From the March 31, 2015 recital at Goucher College in Baltimore, Maryland. "Gaspard de la Nuit" translates as "Keeper of the Treasures of the Night" and is the title of a collection of prose-poems by the French author Aloysius Bertrand, whose writing was influenced by that of Edgar Allen Poe. Ravel took three of these prose-poems and used them as inspiration, giving the resulting piece the subtitle of "Three Poems for Piano". "Scarbo" tells of a demonic being who appears to a man at night when he tries to go to sleep, tormenting him by scratching on the bed curtains and dive-bombing around the room, at times spinning like a top, at other times growing to gigantic size or shrinking to nothing, ending by glowing blue and suddenly becoming extinguished like a candle flame. Ravel had the intention for "Scarbo" to be the most difficult piano piece ever written.

Faure, Ballade, Opus 19

From the March 8, 2017 solo recital at Goucher College in Baltimore, Maryland. Composed in 1877, this work from Fauré's early compositional period defined a new approach to keyboard writing that influenced later French composers such as Ravel and Debussy. Fauré also created a version of this piece for piano and orchestra.

Chopin, Ballade in G Minor, Opus 23

From the March 8, 2017 solo recital at Goucher College in Baltimore, Maryland.

George Gershwin, Rhapsody in Blue

From the March 8, 2017 recital at Goucher College in Baltimore, Maryland.

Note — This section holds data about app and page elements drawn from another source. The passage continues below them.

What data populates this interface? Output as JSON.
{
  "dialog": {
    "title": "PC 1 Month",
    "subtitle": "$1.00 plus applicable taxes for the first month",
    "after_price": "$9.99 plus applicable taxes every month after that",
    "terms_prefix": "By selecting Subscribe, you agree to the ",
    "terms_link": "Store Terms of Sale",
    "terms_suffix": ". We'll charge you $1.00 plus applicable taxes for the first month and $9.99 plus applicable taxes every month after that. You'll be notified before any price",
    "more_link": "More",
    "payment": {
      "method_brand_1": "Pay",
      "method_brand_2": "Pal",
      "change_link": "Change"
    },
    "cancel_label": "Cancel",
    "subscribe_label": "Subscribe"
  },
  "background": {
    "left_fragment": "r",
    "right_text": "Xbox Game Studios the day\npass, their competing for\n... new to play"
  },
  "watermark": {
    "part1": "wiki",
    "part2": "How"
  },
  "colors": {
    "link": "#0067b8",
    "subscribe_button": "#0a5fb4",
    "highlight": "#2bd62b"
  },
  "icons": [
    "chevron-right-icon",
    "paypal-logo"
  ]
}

Chick Corea, Florida - Performance Interview

Sonata for Alto Sax and Piano - Chick Corea, Florida